Community leaders and residents have expressed serious concerns at proposed changes to Dundee’s Westminster boundaries — which would see parts of the city incorporated into an Angus constituency.
Changes to the political map of Scotland would see the number of Scottish seats at Westminster cut from 59 to 53.
If the proposals by the Boundary Commission for Scotland go ahead, the North East and Ferry wards — including Fintry, Whitfield and Broughty Ferry, Claverhouse and Ballumbie — would become part of a new Angus Glens and Dundee East constituency.
The seat would merge most of the areas under Angus MP Mike Weir and Dundee East MP Stewart Hosie.
Most of MP Chris Law’s Dundee West constituency would come under a new “Dundee Burgh”.
Brian Gordon, North East councillor, said: “The people of Dundee City East have absolutely nothing in common with the people of Angus.
“We have a lot of deprivation — far more than in Angus.
“The priorities of a rural county are totally different.
“These changes would see us have an MP having to represent both areas.”
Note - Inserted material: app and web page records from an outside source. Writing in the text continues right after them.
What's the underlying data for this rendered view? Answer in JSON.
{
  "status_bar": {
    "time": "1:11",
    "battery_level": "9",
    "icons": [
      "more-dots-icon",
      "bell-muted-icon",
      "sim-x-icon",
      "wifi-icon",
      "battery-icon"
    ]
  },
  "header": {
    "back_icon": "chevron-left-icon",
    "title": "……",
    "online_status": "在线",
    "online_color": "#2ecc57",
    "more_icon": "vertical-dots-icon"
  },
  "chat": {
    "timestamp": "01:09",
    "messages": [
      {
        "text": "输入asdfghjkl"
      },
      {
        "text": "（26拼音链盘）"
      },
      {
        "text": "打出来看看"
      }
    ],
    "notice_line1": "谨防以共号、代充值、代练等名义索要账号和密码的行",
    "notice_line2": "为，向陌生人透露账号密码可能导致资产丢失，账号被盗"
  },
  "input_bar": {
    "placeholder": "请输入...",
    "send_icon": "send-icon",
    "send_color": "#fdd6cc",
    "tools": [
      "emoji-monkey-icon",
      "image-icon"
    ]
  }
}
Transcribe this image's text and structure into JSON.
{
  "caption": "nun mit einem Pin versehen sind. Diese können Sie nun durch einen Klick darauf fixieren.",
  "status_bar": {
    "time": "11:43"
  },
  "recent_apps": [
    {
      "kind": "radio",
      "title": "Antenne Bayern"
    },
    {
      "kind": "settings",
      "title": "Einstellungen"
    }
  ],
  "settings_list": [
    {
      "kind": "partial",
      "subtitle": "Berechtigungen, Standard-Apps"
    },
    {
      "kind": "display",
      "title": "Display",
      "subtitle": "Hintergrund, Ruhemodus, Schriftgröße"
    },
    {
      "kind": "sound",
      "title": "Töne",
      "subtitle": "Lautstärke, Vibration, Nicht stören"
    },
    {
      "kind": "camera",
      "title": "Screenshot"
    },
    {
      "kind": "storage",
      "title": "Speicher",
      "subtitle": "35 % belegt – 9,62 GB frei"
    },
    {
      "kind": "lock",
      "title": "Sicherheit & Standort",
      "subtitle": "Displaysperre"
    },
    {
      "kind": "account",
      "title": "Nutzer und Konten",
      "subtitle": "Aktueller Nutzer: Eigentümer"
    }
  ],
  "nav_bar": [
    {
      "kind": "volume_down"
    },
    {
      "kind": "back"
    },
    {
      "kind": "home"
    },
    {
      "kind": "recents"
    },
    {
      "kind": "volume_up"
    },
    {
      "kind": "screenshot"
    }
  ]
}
Mr Gordon added that he was concerned changes would go ahead after a consultation period, due to indifference and other priorities among a large portion of his ward.
He said: “People should take an interest but they have far more to worry about than who represents them. They are focusing on feeding their children and work.
“But they are of concern — what could happen to the area if there’s an MP without local knowledge?”
Whitfield resident Pauline Muir, 54, a sewing machinist, said: “We are part of Dundee so we don’t want to be represented by someone else.
“I would feel very strongly about this.”
Ann McGinnis, 60, registered disabled from Fintry, said: “I worry that we wouldn’t get the same treatment as the rest of the city.
“I think it’s out of order to put us with Angus.”
James Workman, 69, a retired mill worker from Fintry, said: “I wouldn’t want an MP who represented Angus too.
“It doesn’t make any sense. I will be making sure my view is heard.”
MP Chris Law said cutting the number of elected representatives in Scotland would be unacceptable.
He said: “Under this government the already bloated House of Lords has grown to over 800 members and is now the second largest legislature in the world — second only to the National People’s Congress of China.
“It makes a mockery of the Tory claim that reducing the number of Scottish MPs is an attempt to cut the cost of politics.”
A consultation has started and will run until January 11, with a public meeting in Dundee on November 29.
The Boundary Commission will make their final recommendations in September 2018 — ahead of the 2020 general election.
A spokeswoman for the Boundary Commission for Scotland said: “The important point to make is that this is a public consultation on the commission’s initial proposals and no decisions have been taken.”